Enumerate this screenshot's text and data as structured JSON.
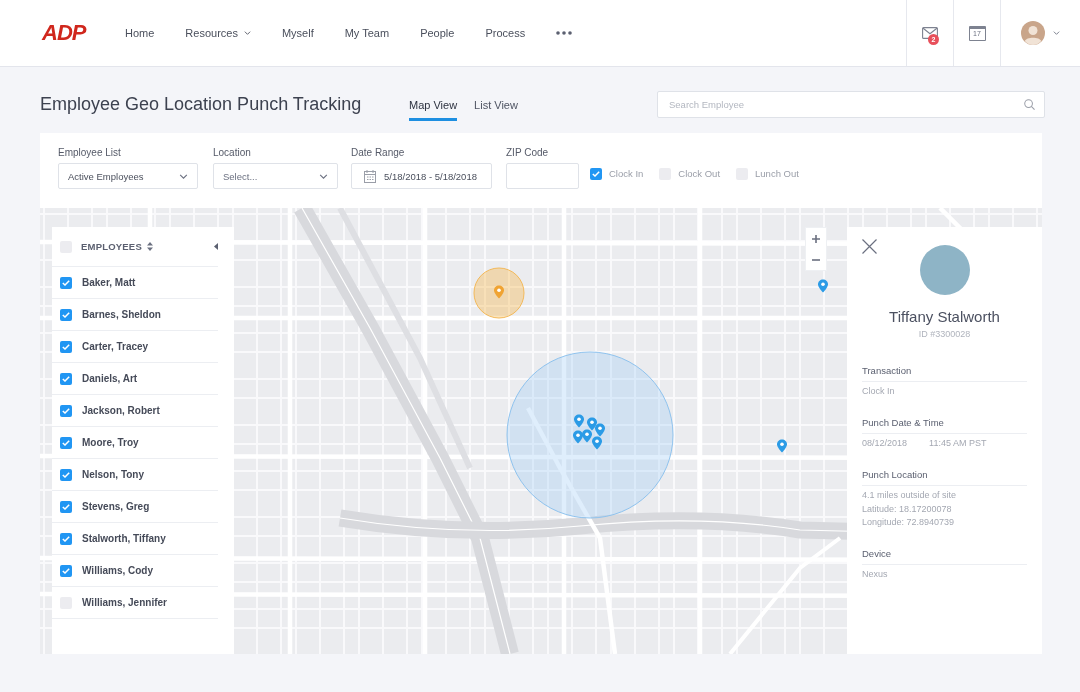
{
  "nav": {
    "logo": "ADP",
    "items": [
      {
        "label": "Home",
        "kind": "link"
      },
      {
        "label": "Resources",
        "kind": "dropdown"
      },
      {
        "label": "Myself",
        "kind": "link"
      },
      {
        "label": "My Team",
        "kind": "link"
      },
      {
        "label": "People",
        "kind": "link"
      },
      {
        "label": "Process",
        "kind": "link"
      }
    ],
    "notification_count": "2",
    "calendar_day": "17"
  },
  "header": {
    "title": "Employee Geo Location Punch Tracking",
    "tabs": [
      {
        "label": "Map View",
        "selected": true
      },
      {
        "label": "List View",
        "selected": false
      }
    ],
    "search": {
      "placeholder": "Search Employee"
    }
  },
  "filters": {
    "fields": [
      {
        "kind": "select",
        "label": "Employee List",
        "value": "Active Employees"
      },
      {
        "kind": "select",
        "label": "Location",
        "placeholder": "Select..."
      },
      {
        "kind": "date",
        "label": "Date Range",
        "value": "5/18/2018 - 5/18/2018"
      },
      {
        "kind": "text",
        "label": "ZIP Code"
      }
    ],
    "options": [
      {
        "label": "Clock In",
        "checked": true
      },
      {
        "label": "Clock Out",
        "checked": false
      },
      {
        "label": "Lunch Out",
        "checked": false
      }
    ]
  },
  "employees": {
    "heading": "EMPLOYEES",
    "all_checked": false,
    "items": [
      {
        "name": "Baker, Matt",
        "checked": true
      },
      {
        "name": "Barnes, Sheldon",
        "checked": true
      },
      {
        "name": "Carter, Tracey",
        "checked": true
      },
      {
        "name": "Daniels, Art",
        "checked": true
      },
      {
        "name": "Jackson, Robert",
        "checked": true
      },
      {
        "name": "Moore, Troy",
        "checked": true
      },
      {
        "name": "Nelson, Tony",
        "checked": true
      },
      {
        "name": "Stevens, Greg",
        "checked": true
      },
      {
        "name": "Stalworth, Tiffany",
        "checked": true
      },
      {
        "name": "Williams, Cody",
        "checked": true
      },
      {
        "name": "Williams, Jennifer",
        "checked": false
      }
    ]
  },
  "detail": {
    "name": "Tiffany Stalworth",
    "id": "ID #3300028",
    "sections": [
      {
        "label": "Transaction",
        "rows": [
          [
            "Clock In"
          ]
        ]
      },
      {
        "label": "Punch Date & Time",
        "rows": [
          [
            "08/12/2018",
            "11:45 AM PST"
          ]
        ]
      },
      {
        "label": "Punch Location",
        "rows": [
          [
            "4.1 miles outside of site"
          ],
          [
            "Latitude: 18.17200078"
          ],
          [
            "Longitude: 72.8940739"
          ]
        ]
      },
      {
        "label": "Device",
        "rows": [
          [
            "Nexus"
          ]
        ]
      }
    ]
  }
}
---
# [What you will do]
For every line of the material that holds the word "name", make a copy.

# [Task response]
        "name": "Baker, Matt",
        "name": "Barnes, Sheldon",
        "name": "Carter, Tracey",
        "name": "Daniels, Art",
        "name": "Jackson, Robert",
        "name": "Moore, Troy",
        "name": "Nelson, Tony",
        "name": "Stevens, Greg",
        "name": "Stalworth, Tiffany",
        "name": "Williams, Cody",
        "name": "Williams, Jennifer",
    "name": "Tiffany Stalworth",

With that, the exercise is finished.